“You might think we’d be competitive on set, but not at all,” she said of Daly. “When you work, any form of competitiveness is not good for anyone. She was a real pro and we were totally there for each other throughout the series. Since COVID, we talk on the phone almost every day.
Gless credits others for guiding his journey, including Monique James, head of talent at Universal Studios, where Gless was under a seven-year contract. “She was so tough that I always thought she would protect me, and she did. When I left the studio, she came with me as my manager for many years.
Barney Rosenzweig was the executive producer of “Cagney & Lacey”, and Gless began an affair with him near the end of the series. Despite their on-and-off personal relationship, Rozenzweig remained a staunch supporter of Gless’s career.

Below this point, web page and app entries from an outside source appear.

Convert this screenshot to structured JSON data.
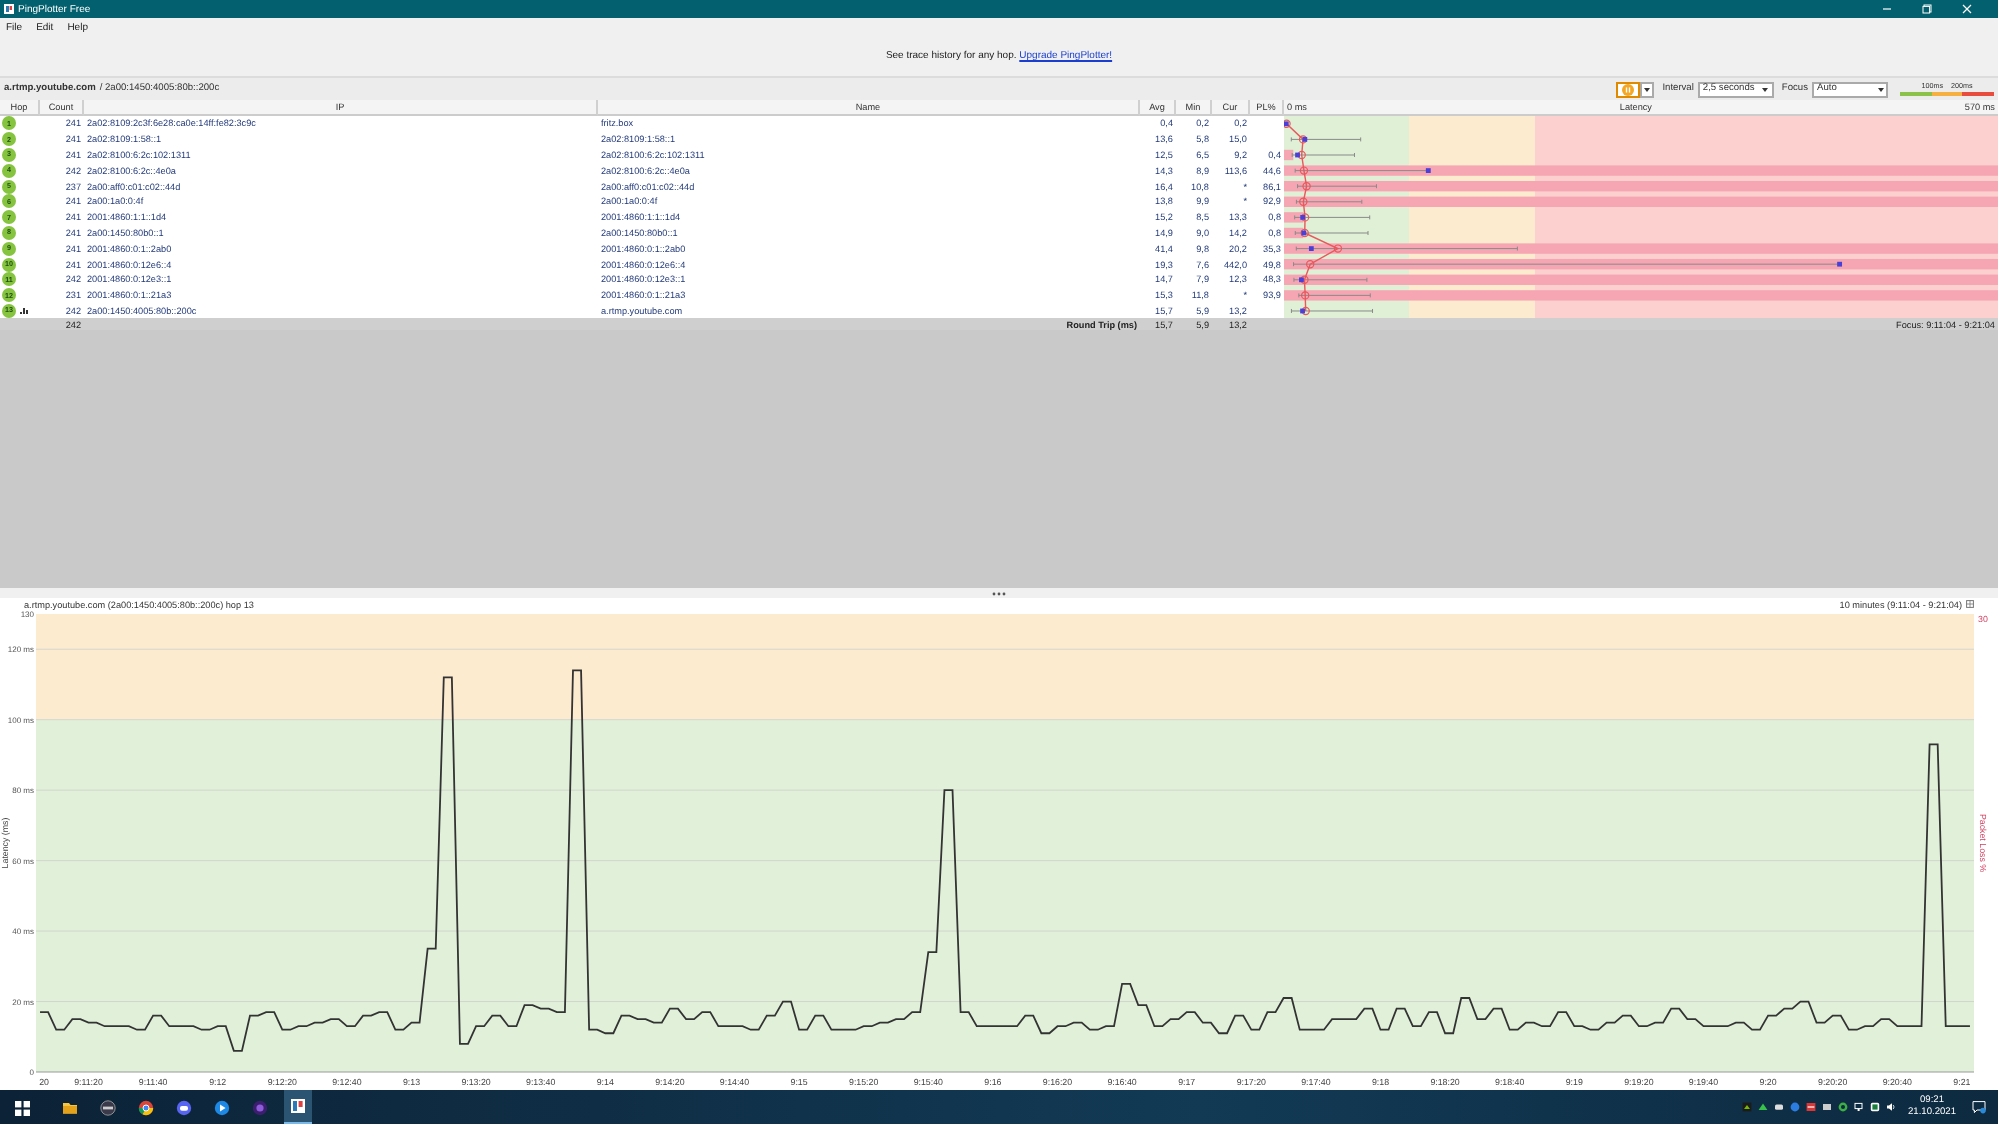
{
  "window": {
    "title": "PingPlotter Free"
  },
  "menu": [
    "File",
    "Edit",
    "Help"
  ],
  "banner": {
    "text": "See trace history for any hop.",
    "link": "Upgrade PingPlotter!"
  },
  "target": {
    "host": "a.rtmp.youtube.com",
    "address": "/ 2a00:1450:4005:80b::200c"
  },
  "controls": {
    "paused": true,
    "interval_label": "Interval",
    "interval": "2,5 seconds",
    "focus_label": "Focus",
    "focus": "Auto",
    "legend": [
      "100ms",
      "200ms"
    ]
  },
  "trace": {
    "columns": [
      "Hop",
      "Count",
      "IP",
      "Name",
      "Avg",
      "Min",
      "Cur",
      "PL%"
    ],
    "latency_header": {
      "min": "0 ms",
      "title": "Latency",
      "max": "570 ms"
    },
    "rows": [
      {
        "hop": "1",
        "count": "241",
        "ip": "2a02:8109:2c3f:6e28:ca0e:14ff:fe82:3c9c",
        "name": "fritz.box",
        "avg": "0,4",
        "min": "0,2",
        "cur": "0,2",
        "level": 0,
        "graphed": false
      },
      {
        "hop": "2",
        "count": "241",
        "ip": "2a02:8109:1:58::1",
        "name": "2a02:8109:1:58::1",
        "avg": "13,6",
        "min": "5,8",
        "cur": "15,0",
        "level": 0,
        "graphed": false
      },
      {
        "hop": "3",
        "count": "241",
        "ip": "2a02:8100:6:2c:102:1311",
        "name": "2a02:8100:6:2c:102:1311",
        "avg": "12,5",
        "min": "6,5",
        "cur": "9,2",
        "pl": "0,4",
        "level": 0.013,
        "graphed": false
      },
      {
        "hop": "4",
        "count": "242",
        "ip": "2a02:8100:6:2c::4e0a",
        "name": "2a02:8100:6:2c::4e0a",
        "avg": "14,3",
        "min": "8,9",
        "cur": "113,6",
        "pl": "44,6",
        "level": 1,
        "graphed": false
      },
      {
        "hop": "5",
        "count": "237",
        "ip": "2a00:aff0:c01:c02::44d",
        "name": "2a00:aff0:c01:c02::44d",
        "avg": "16,4",
        "min": "10,8",
        "cur": "*",
        "pl": "86,1",
        "level": 1,
        "graphed": false
      },
      {
        "hop": "6",
        "count": "241",
        "ip": "2a00:1a0:0:4f",
        "name": "2a00:1a0:0:4f",
        "avg": "13,8",
        "min": "9,9",
        "cur": "*",
        "pl": "92,9",
        "level": 1,
        "graphed": false
      },
      {
        "hop": "7",
        "count": "241",
        "ip": "2001:4860:1:1::1d4",
        "name": "2001:4860:1:1::1d4",
        "avg": "15,2",
        "min": "8,5",
        "cur": "13,3",
        "pl": "0,8",
        "level": 0.027,
        "graphed": false
      },
      {
        "hop": "8",
        "count": "241",
        "ip": "2a00:1450:80b0::1",
        "name": "2a00:1450:80b0::1",
        "avg": "14,9",
        "min": "9,0",
        "cur": "14,2",
        "pl": "0,8",
        "level": 0.027,
        "graphed": false
      },
      {
        "hop": "9",
        "count": "241",
        "ip": "2001:4860:0:1::2ab0",
        "name": "2001:4860:0:1::2ab0",
        "avg": "41,4",
        "min": "9,8",
        "cur": "20,2",
        "pl": "35,3",
        "level": 1,
        "graphed": false
      },
      {
        "hop": "10",
        "count": "241",
        "ip": "2001:4860:0:12e6::4",
        "name": "2001:4860:0:12e6::4",
        "avg": "19,3",
        "min": "7,6",
        "cur": "442,0",
        "pl": "49,8",
        "level": 1,
        "graphed": false
      },
      {
        "hop": "11",
        "count": "242",
        "ip": "2001:4860:0:12e3::1",
        "name": "2001:4860:0:12e3::1",
        "avg": "14,7",
        "min": "7,9",
        "cur": "12,3",
        "pl": "48,3",
        "level": 1,
        "graphed": false
      },
      {
        "hop": "12",
        "count": "231",
        "ip": "2001:4860:0:1::21a3",
        "name": "2001:4860:0:1::21a3",
        "avg": "15,3",
        "min": "11,8",
        "cur": "*",
        "pl": "93,9",
        "level": 1,
        "graphed": false
      },
      {
        "hop": "13",
        "count": "242",
        "ip": "2a00:1450:4005:80b::200c",
        "name": "a.rtmp.youtube.com",
        "avg": "15,7",
        "min": "5,9",
        "cur": "13,2",
        "level": 0,
        "graphed": true
      }
    ],
    "summary": {
      "count": "242",
      "label": "Round Trip (ms)",
      "avg": "15,7",
      "min": "5,9",
      "cur": "13,2",
      "focus": "Focus: 9:11:04 - 9:21:04"
    }
  },
  "timeline": {
    "title": "a.rtmp.youtube.com (2a00:1450:4005:80b::200c) hop 13",
    "range": "10 minutes (9:11:04 - 9:21:04)",
    "loss_label": "Packet Loss %",
    "loss_max": "30",
    "chart_data": {
      "type": "line",
      "ylabel": "Latency (ms)",
      "ylim": [
        0,
        130
      ],
      "grid": true,
      "bands": [
        {
          "axis": "y",
          "from": 100,
          "to": 130,
          "color": "#fdebd0"
        },
        {
          "axis": "y",
          "from": 0,
          "to": 100,
          "color": "#e1f0d9"
        }
      ],
      "yticks": [
        {
          "value": 0,
          "label": "0"
        },
        {
          "value": 20,
          "label": "20 ms"
        },
        {
          "value": 40,
          "label": "40 ms"
        },
        {
          "value": 60,
          "label": "60 ms"
        },
        {
          "value": 80,
          "label": "80 ms"
        },
        {
          "value": 100,
          "label": "100 ms"
        },
        {
          "value": 120,
          "label": "120 ms"
        },
        {
          "value": 130,
          "label": "130"
        }
      ],
      "categories": [
        "20",
        null,
        null,
        null,
        null,
        null,
        "9:11:20",
        null,
        null,
        null,
        null,
        null,
        null,
        null,
        "9:11:40",
        null,
        null,
        null,
        null,
        null,
        null,
        null,
        "9:12",
        null,
        null,
        null,
        null,
        null,
        null,
        null,
        "9:12:20",
        null,
        null,
        null,
        null,
        null,
        null,
        null,
        "9:12:40",
        null,
        null,
        null,
        null,
        null,
        null,
        null,
        "9:13",
        null,
        null,
        null,
        null,
        null,
        null,
        null,
        "9:13:20",
        null,
        null,
        null,
        null,
        null,
        null,
        null,
        "9:13:40",
        null,
        null,
        null,
        null,
        null,
        null,
        null,
        "9:14",
        null,
        null,
        null,
        null,
        null,
        null,
        null,
        "9:14:20",
        null,
        null,
        null,
        null,
        null,
        null,
        null,
        "9:14:40",
        null,
        null,
        null,
        null,
        null,
        null,
        null,
        "9:15",
        null,
        null,
        null,
        null,
        null,
        null,
        null,
        "9:15:20",
        null,
        null,
        null,
        null,
        null,
        null,
        null,
        "9:15:40",
        null,
        null,
        null,
        null,
        null,
        null,
        null,
        "9:16",
        null,
        null,
        null,
        null,
        null,
        null,
        null,
        "9:16:20",
        null,
        null,
        null,
        null,
        null,
        null,
        null,
        "9:16:40",
        null,
        null,
        null,
        null,
        null,
        null,
        null,
        "9:17",
        null,
        null,
        null,
        null,
        null,
        null,
        null,
        "9:17:20",
        null,
        null,
        null,
        null,
        null,
        null,
        null,
        "9:17:40",
        null,
        null,
        null,
        null,
        null,
        null,
        null,
        "9:18",
        null,
        null,
        null,
        null,
        null,
        null,
        null,
        "9:18:20",
        null,
        null,
        null,
        null,
        null,
        null,
        null,
        "9:18:40",
        null,
        null,
        null,
        null,
        null,
        null,
        null,
        "9:19",
        null,
        null,
        null,
        null,
        null,
        null,
        null,
        "9:19:20",
        null,
        null,
        null,
        null,
        null,
        null,
        null,
        "9:19:40",
        null,
        null,
        null,
        null,
        null,
        null,
        null,
        "9:20",
        null,
        null,
        null,
        null,
        null,
        null,
        null,
        "9:20:20",
        null,
        null,
        null,
        null,
        null,
        null,
        null,
        "9:20:40",
        null,
        null,
        null,
        null,
        null,
        null,
        null,
        "9:21",
        null
      ],
      "series": [
        {
          "color": "#333333",
          "values": [
            17,
            17,
            12,
            12,
            15,
            15,
            14,
            14,
            13,
            13,
            13,
            13,
            12,
            12,
            16,
            16,
            13,
            13,
            13,
            13,
            12,
            12,
            13,
            13,
            6,
            6,
            16,
            16,
            17,
            17,
            12,
            12,
            13,
            13,
            14,
            14,
            15,
            15,
            13,
            13,
            16,
            16,
            17,
            17,
            12,
            12,
            14,
            14,
            35,
            35,
            112,
            112,
            8,
            8,
            13,
            13,
            16,
            16,
            13,
            13,
            19,
            19,
            18,
            18,
            17,
            17,
            114,
            114,
            12,
            12,
            11,
            11,
            16,
            16,
            15,
            15,
            14,
            14,
            18,
            18,
            15,
            15,
            17,
            17,
            13,
            13,
            13,
            13,
            12,
            12,
            16,
            16,
            20,
            20,
            12,
            12,
            16,
            16,
            12,
            12,
            12,
            12,
            13,
            13,
            14,
            14,
            15,
            15,
            17,
            17,
            34,
            34,
            80,
            80,
            17,
            17,
            13,
            13,
            13,
            13,
            13,
            13,
            16,
            16,
            11,
            11,
            13,
            13,
            14,
            14,
            12,
            12,
            13,
            13,
            25,
            25,
            19,
            19,
            13,
            13,
            15,
            15,
            17,
            17,
            14,
            14,
            11,
            11,
            16,
            16,
            12,
            12,
            17,
            17,
            21,
            21,
            12,
            12,
            12,
            12,
            15,
            15,
            15,
            15,
            18,
            18,
            12,
            12,
            18,
            18,
            13,
            13,
            17,
            17,
            11,
            11,
            21,
            21,
            15,
            15,
            18,
            18,
            12,
            12,
            14,
            14,
            13,
            13,
            17,
            17,
            13,
            13,
            12,
            12,
            14,
            14,
            16,
            16,
            13,
            13,
            14,
            14,
            18,
            18,
            15,
            15,
            13,
            13,
            13,
            13,
            14,
            14,
            12,
            12,
            16,
            16,
            18,
            18,
            20,
            20,
            14,
            14,
            16,
            16,
            12,
            12,
            13,
            13,
            15,
            15,
            13,
            13,
            13,
            13,
            93,
            93,
            13,
            13,
            13,
            13
          ]
        }
      ]
    }
  },
  "taskbar": {
    "time": "09:21",
    "date": "21.10.2021"
  }
}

The couple would eventually marry and they remain together today.
“We have an interesting history together which is described in the book, but we love and respect each other tremendously,” Gless said.
Gless followed the hit crime show with other hit series such as “The Trials of Rosie O’Neill”, “Queer as Folk” and “Burn Notice”, receiving several nominations or wins, including a Golden Globe for “Rosie O’Neill”. .” And though she stumbled along the way (leading to the title of her book) with alcohol issues, weight issues, recurring pancreatitis, and complicated relationships, she never found Hollywood to be the place to be. “dirty business” as his grandfather called him.
“It hasn’t always been an easy road, but I’ve made my own way, helped by people who believed in me,” she said. “Television is an amazing medium, and I was lucky to be a part of it.”
Nick Thomas teaches at Auburn University in Montgomery, Alabama, and has written reports, columns and interviews for numerous magazines and newspapers. To see www.tinseltowntalks.com.